Annual March of Witness
by Judy Vaughn –
When Majors Robin and Tereasa Hu and their Advisory Board started planning for this year’s Annual March of Witness in San Francisco, they dreamed of a longer march than usual and a band of Salvation Army renown. They built the Pasadena Tabernacle band into their plans, and with it a Saturday afternoon concert that would show off the musicians’ skills in an acoustically appropriate setting.
In many ways, the afternoon’s concert set the pace for a strong Salvation Army weekend in San Francisco. From classical selections to “Swingtime Religion,” the music led by Bandmaster Lambert Bittinger was rich and mellow. This was brass music well known in the Army world. The audience was very appreciative. Compact discs produced by the Pasadena Corps were sold in the lobby and later delivered to local radio stations.
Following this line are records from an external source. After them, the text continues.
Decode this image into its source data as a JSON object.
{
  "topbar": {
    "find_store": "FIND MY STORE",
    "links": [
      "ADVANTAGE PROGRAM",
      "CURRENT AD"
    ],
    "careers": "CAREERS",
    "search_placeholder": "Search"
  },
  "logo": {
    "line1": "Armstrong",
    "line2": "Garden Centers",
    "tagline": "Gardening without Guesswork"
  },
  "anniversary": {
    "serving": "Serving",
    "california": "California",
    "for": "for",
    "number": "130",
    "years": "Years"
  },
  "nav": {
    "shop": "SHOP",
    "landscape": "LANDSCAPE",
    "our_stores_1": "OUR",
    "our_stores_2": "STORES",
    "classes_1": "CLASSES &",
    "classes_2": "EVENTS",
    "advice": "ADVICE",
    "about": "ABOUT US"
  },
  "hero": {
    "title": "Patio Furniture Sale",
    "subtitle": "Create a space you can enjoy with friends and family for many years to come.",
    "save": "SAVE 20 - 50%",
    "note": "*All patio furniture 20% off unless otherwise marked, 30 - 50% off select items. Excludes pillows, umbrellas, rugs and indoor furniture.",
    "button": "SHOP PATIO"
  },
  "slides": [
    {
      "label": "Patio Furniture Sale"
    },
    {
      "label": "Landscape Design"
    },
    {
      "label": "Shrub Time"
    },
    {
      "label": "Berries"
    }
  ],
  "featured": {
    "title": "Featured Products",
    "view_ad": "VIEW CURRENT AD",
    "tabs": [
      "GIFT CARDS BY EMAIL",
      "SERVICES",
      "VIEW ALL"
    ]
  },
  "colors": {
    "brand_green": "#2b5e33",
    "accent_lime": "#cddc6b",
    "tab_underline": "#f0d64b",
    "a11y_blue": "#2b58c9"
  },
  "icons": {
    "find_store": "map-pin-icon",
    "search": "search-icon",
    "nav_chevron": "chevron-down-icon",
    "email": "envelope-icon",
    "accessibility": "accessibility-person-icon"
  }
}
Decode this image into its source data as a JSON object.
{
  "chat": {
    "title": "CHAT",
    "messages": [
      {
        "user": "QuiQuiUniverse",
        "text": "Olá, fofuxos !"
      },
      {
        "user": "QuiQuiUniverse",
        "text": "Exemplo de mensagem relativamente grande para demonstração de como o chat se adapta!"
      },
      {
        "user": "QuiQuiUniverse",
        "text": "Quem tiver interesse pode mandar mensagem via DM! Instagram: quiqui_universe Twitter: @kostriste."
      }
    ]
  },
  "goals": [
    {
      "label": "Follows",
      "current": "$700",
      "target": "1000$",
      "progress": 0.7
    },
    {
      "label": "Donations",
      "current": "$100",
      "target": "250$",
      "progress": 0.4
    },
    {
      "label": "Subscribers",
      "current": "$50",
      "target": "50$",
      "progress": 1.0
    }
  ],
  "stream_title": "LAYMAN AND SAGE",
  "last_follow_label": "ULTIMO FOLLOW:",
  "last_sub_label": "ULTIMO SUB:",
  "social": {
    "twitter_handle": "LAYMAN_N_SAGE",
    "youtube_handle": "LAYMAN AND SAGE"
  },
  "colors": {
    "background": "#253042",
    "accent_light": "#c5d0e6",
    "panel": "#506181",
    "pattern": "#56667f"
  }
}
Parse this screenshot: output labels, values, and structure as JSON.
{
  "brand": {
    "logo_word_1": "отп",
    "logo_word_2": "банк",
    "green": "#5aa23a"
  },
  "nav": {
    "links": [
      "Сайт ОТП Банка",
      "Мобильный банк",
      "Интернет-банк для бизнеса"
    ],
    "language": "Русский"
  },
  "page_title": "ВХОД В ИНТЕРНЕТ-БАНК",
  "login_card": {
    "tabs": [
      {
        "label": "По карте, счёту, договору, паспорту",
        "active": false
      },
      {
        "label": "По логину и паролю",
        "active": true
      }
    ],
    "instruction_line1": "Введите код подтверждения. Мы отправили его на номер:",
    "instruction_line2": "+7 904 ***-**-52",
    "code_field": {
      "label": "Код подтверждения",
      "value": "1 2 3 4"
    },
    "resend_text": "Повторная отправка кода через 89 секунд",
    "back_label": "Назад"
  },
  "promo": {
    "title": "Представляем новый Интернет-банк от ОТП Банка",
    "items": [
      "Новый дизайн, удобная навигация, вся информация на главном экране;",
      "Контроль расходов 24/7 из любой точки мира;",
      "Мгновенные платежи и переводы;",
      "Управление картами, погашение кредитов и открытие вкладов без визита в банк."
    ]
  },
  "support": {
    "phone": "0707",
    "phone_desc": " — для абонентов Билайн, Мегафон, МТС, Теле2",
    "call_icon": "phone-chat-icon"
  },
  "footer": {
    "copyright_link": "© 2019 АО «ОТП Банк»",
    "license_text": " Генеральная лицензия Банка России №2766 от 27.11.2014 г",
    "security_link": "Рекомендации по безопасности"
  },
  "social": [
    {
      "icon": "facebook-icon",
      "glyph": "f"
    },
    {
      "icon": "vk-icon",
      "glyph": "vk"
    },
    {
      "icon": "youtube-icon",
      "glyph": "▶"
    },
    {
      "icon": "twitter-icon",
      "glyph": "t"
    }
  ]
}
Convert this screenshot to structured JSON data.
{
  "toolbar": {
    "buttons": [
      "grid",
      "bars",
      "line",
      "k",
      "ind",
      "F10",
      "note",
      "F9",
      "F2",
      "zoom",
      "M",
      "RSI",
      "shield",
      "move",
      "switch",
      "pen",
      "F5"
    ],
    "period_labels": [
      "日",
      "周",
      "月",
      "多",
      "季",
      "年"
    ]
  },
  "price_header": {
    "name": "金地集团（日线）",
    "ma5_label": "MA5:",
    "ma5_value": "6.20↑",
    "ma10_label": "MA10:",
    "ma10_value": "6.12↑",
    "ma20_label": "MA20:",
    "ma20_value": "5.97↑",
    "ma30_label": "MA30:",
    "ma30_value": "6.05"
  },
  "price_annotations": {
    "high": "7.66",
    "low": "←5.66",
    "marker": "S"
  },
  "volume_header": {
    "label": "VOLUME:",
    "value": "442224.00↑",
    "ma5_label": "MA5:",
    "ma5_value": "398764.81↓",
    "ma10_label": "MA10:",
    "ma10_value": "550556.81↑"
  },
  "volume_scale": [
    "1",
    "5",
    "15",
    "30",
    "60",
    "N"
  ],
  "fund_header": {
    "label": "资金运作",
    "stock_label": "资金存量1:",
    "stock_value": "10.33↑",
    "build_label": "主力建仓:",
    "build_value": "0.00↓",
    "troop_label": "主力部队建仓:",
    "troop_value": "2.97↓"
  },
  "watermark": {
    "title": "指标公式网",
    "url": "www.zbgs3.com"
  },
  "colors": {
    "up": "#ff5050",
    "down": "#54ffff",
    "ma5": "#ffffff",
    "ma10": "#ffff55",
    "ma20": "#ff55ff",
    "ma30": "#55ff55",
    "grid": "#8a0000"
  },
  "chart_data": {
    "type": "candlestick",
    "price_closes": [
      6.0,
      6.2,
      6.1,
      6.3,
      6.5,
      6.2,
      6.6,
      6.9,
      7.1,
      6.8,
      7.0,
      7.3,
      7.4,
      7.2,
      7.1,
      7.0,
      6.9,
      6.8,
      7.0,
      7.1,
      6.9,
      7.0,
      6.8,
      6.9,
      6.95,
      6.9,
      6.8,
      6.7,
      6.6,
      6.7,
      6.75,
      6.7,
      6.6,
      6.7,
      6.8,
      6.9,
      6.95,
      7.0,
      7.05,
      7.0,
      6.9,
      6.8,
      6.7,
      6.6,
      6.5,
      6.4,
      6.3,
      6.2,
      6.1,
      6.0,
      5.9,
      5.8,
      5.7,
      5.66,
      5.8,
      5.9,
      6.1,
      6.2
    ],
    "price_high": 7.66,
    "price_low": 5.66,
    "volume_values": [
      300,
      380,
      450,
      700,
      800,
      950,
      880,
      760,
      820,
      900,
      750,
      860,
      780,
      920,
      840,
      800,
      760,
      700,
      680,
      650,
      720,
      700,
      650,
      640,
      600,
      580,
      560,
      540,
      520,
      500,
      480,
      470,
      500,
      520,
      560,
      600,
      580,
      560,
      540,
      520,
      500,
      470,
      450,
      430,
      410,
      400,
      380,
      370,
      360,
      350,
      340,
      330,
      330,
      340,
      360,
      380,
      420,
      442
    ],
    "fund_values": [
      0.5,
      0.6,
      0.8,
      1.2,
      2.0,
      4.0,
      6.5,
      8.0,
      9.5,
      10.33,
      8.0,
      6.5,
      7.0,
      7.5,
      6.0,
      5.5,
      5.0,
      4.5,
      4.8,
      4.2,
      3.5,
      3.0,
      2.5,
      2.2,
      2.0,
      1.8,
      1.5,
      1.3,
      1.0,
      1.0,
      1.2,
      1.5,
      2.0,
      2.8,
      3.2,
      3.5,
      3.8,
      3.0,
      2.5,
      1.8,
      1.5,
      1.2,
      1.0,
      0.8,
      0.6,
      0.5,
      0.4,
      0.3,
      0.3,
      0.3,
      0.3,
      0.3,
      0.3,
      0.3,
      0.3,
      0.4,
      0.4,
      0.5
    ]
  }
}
Trombone soloist Clarence White was a spellbinder as he reached dramatically for notes at the very bottom of the scale. Soloist Barbara Allen brought down the house with a version of “Rock-A-My Soul in the Bosom of Abraham” that simply would not stop. Ten timbrelists performed with the precision that has gained them so much popularity in the Tournament of Roses Parade.
The concert was sponsored by PG&E and held in the company’s downtown auditorium.
From there, the celebration moved to the Holiday Inn in the Financial District near Chinatown, where the corps hosted its annual civic meeting. The band was highlighted again and, as part of the evening’s program, PG&E, Bank of America and the San Francisco Salvation Army Women’s Auxiliary were honored.
Climaxing the weekend, of course, was the March of Witness. The march has been a standard event in the Chinatown Corps for more than 25 years. This was the first time, however, that it started in Union Square in the middle of downtown San Francisco, surrounded by Macy’s, Saks Fifth Avenue and Neiman Marcus. Not only members of the Chinatown Corps, but also all San Francisco corps and the Adult Rehabilitation Center were out in force. In addition to the Tabernacle Band, the San Francisco City Band performed.
The newly purchased canteen served soft drinks on the square and followed the procession, which was escorted by more than a dozen San Francisco police on motorcycles, bicycles, and patrol cars, led by Station Captain John Goldberg.
Five hundred people marched from Union Square through the Chinatown Gate and up the crowded streets of Chinatown. The mass band played “The Founder’s Song” in front of the corps building and were reviewed by divisional leaders Lt. Colonels Richard and Bettie Love.
KEAR Family Radio interviewed War Cry editor Lt. Colonel Marlene Chase, New Frontier editor Robert Docter and Hu for a show which ran with national exposure the following week.